Carell was happy to speak in this program and assist the many organizations working to evacuate and support Ukrainian researchers fleeing the war, and proudly announced that his own lab had welcomed a new researcher displaced by the violence. Nonetheless, he recognized that such programs are a “double edged sword,” both protecting those at risk but also draining away Ukrainian’s human resources. “We don’t want Ukraine to lose all of its best people.”
Nobel Laurate Prof. Dr. Morten Meldal of Copenhagen presented his foundational work on click chemistry: “Molecular Click Adventures: A Leap from the Shoulders of Giants.” He interspersed his account of his group’s research with stories and photos of his Nobel Prize reception, including photos of the dress designed to represent his work (which, he noted, had some chemical inaccuracies but which his wife nonetheless requested to wear to the ceremony), the Teflon block made in his neighbor’s garage to run reactions in his lab, and the chair he signed for posterity.
“Freedom is one of the most important things in life. We need to eat, to sleep, and to be free… to think freely about our reality,” said Meldal. He added that chemistry must be taught in schools to the youngest children, lamenting that even in his native Denmark students do not have their first chemistry courses until the eighth grade. Children can begin to understand chemical ideas (even without the equations, models, and “rules” that govern the science) and use them to play and understand the world. Chemistry, Meldal claimed, provides the foundation for understanding climate, financial, and political problems by training rational thinking.
Prof. Dr. Lee Cronin of the University of Glasgow closed the session with an overview of his work on chem-puters. Cronin and his team have developed a new coding language (χDL) designed to conceive, perform, and analyze organic reactions independently using robotic arms in a fume hood (and perhaps most alluringly, to clean itself after every reaction). The program mines the literature for reactions of interest and proposes new reactions that human scientists have never thought to test; to demonstrate the potential of this system, Cronin and his lab wiped the program’s database and it independently “discovered” eight organic reactions that were rewarded with Nobel prizes when discovered by humans.
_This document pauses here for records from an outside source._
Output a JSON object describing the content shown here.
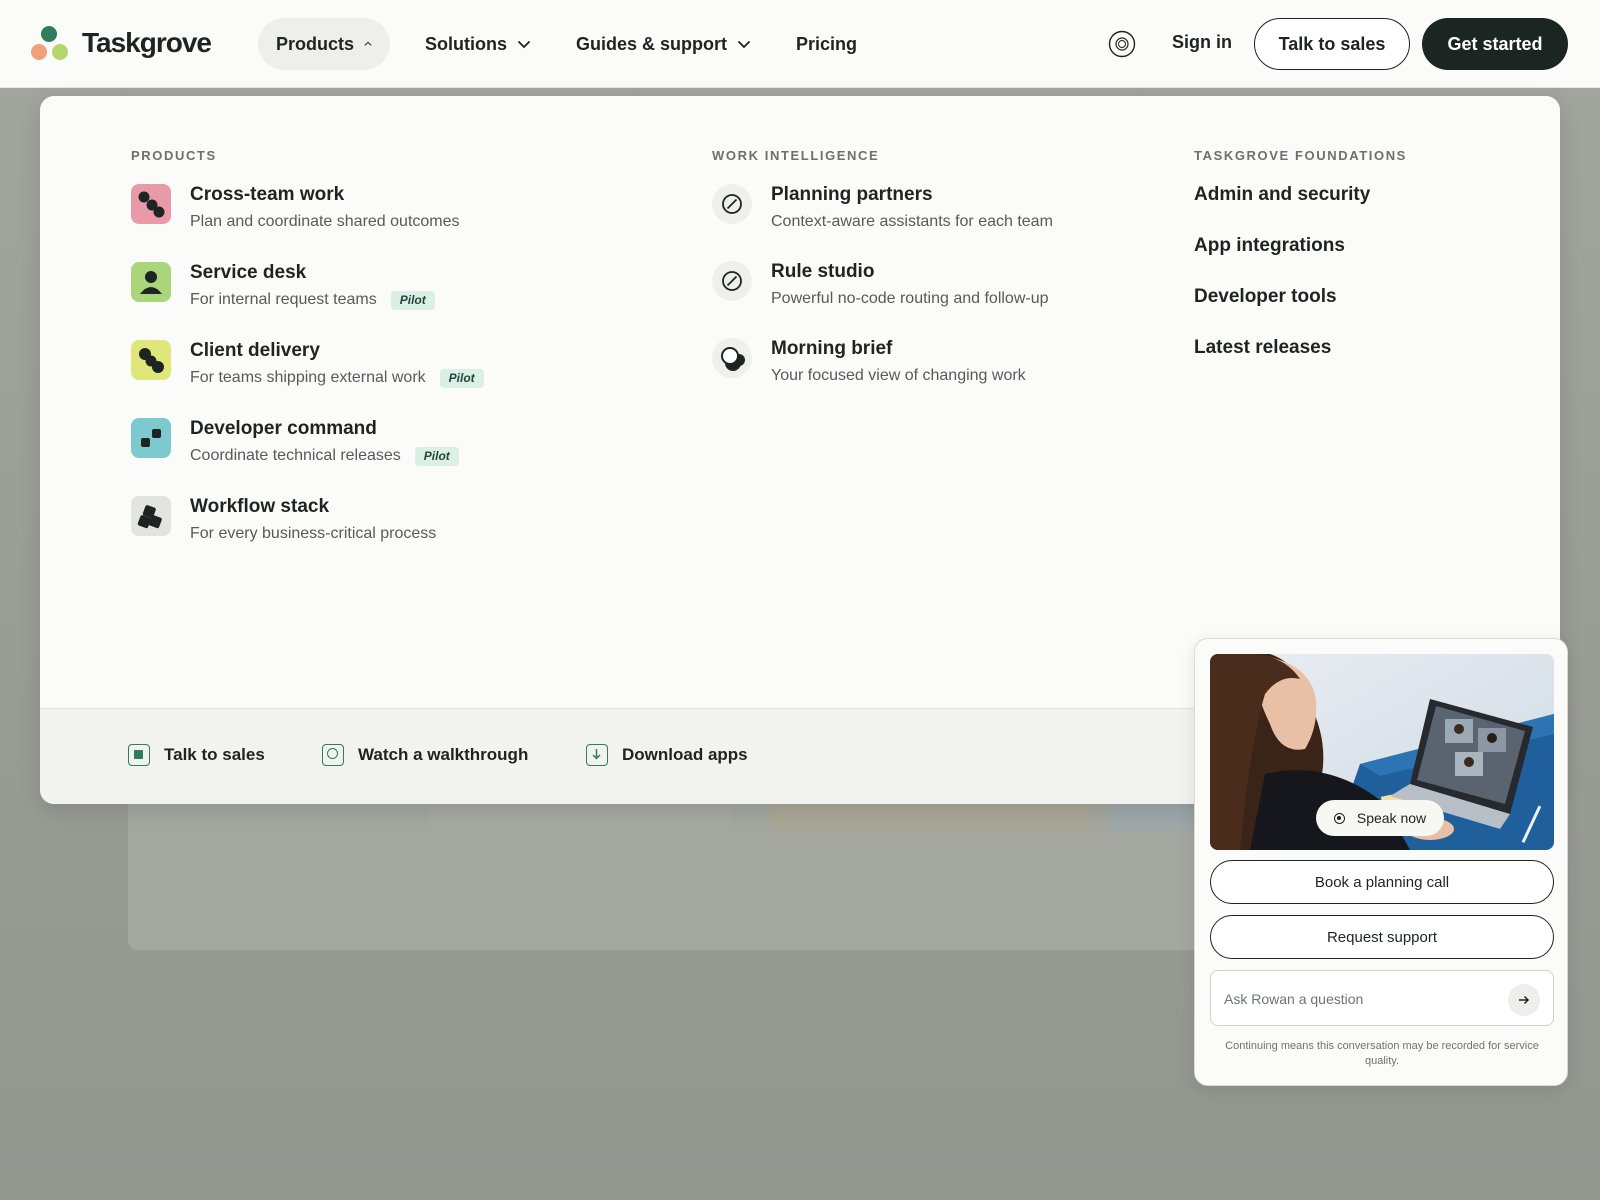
{
  "brand": {
    "name": "Taskgrove"
  },
  "nav": {
    "items": [
      {
        "label": "Products",
        "expanded": true
      },
      {
        "label": "Solutions"
      },
      {
        "label": "Guides & support"
      },
      {
        "label": "Pricing"
      }
    ],
    "sign_in": "Sign in",
    "talk_to_sales": "Talk to sales",
    "get_started": "Get started"
  },
  "menu": {
    "products": {
      "heading": "PRODUCTS",
      "items": [
        {
          "title": "Cross-team work",
          "desc": "Plan and coordinate shared outcomes",
          "icon": "cross-team-icon",
          "color": "#e99aa8"
        },
        {
          "title": "Service desk",
          "desc": "For internal request teams",
          "badge": "Pilot",
          "icon": "person-icon",
          "color": "#a9d67a"
        },
        {
          "title": "Client delivery",
          "desc": "For teams shipping external work",
          "badge": "Pilot",
          "icon": "delivery-icon",
          "color": "#dfe77a"
        },
        {
          "title": "Developer command",
          "desc": "Coordinate technical releases",
          "badge": "Pilot",
          "icon": "developer-icon",
          "color": "#7cc9d0"
        },
        {
          "title": "Workflow stack",
          "desc": "For every business-critical process",
          "icon": "stack-icon",
          "color": "#e2e4e0"
        }
      ]
    },
    "intelligence": {
      "heading": "WORK INTELLIGENCE",
      "items": [
        {
          "title": "Planning partners",
          "desc": "Context-aware assistants for each team",
          "icon": "compass-icon"
        },
        {
          "title": "Rule studio",
          "desc": "Powerful no-code routing and follow-up",
          "icon": "compass-icon"
        },
        {
          "title": "Morning brief",
          "desc": "Your focused view of changing work",
          "icon": "brief-icon"
        }
      ]
    },
    "foundations": {
      "heading": "TASKGROVE FOUNDATIONS",
      "links": [
        "Admin and security",
        "App integrations",
        "Developer tools",
        "Latest releases"
      ]
    },
    "footer": {
      "links": [
        {
          "label": "Talk to sales",
          "icon": "sales-icon"
        },
        {
          "label": "Watch a walkthrough",
          "icon": "video-icon"
        },
        {
          "label": "Download apps",
          "icon": "download-icon"
        }
      ]
    }
  },
  "chat": {
    "speak_now": "Speak now",
    "book_call": "Book a planning call",
    "request_support": "Request support",
    "input_placeholder": "Ask Rowan a question",
    "disclaimer": "Continuing means this conversation may be recorded for service quality."
  },
  "colors": {
    "brand_green": "#2e7d5b",
    "dark": "#1b2622",
    "pill_bg": "#dcefe6"
  }
}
The neural network created by the Cronin lab predates the recent wave of enthusiasm for Artificial Intelligence generated by the popularization of ChatGTP by half a decade.
Cronin emphasized at multiple points during his talk that AI will not replace organic (organic) chemists: “Chemical creativity is always required, AI won’t replace chemists, it will only make them faster.” Technology like this will make chemistry less risky and greener, preventing human exposure to solvents and toxic reagents, and minimize the instances of broken glassware and explosions. But for now, “the human is still better,” he said, adding that the machines are still “very slow, very on fire (well not on fire, we haven’t had any fires yet) but they break all the time.” Despite the setbacks, Cronin’s Lab is plowing steadily toward fully automated total synthesis methods, and expects that soon chemists will spend more time thinking and programing instruments instead of working in fume hoods.
When asked about his goals and the challenges he faced, he replied simply, “When the world is growing crazy, just keep dreaming about the science.”
Written by Madeline Walden
Photo Collage by Orysia Zaremba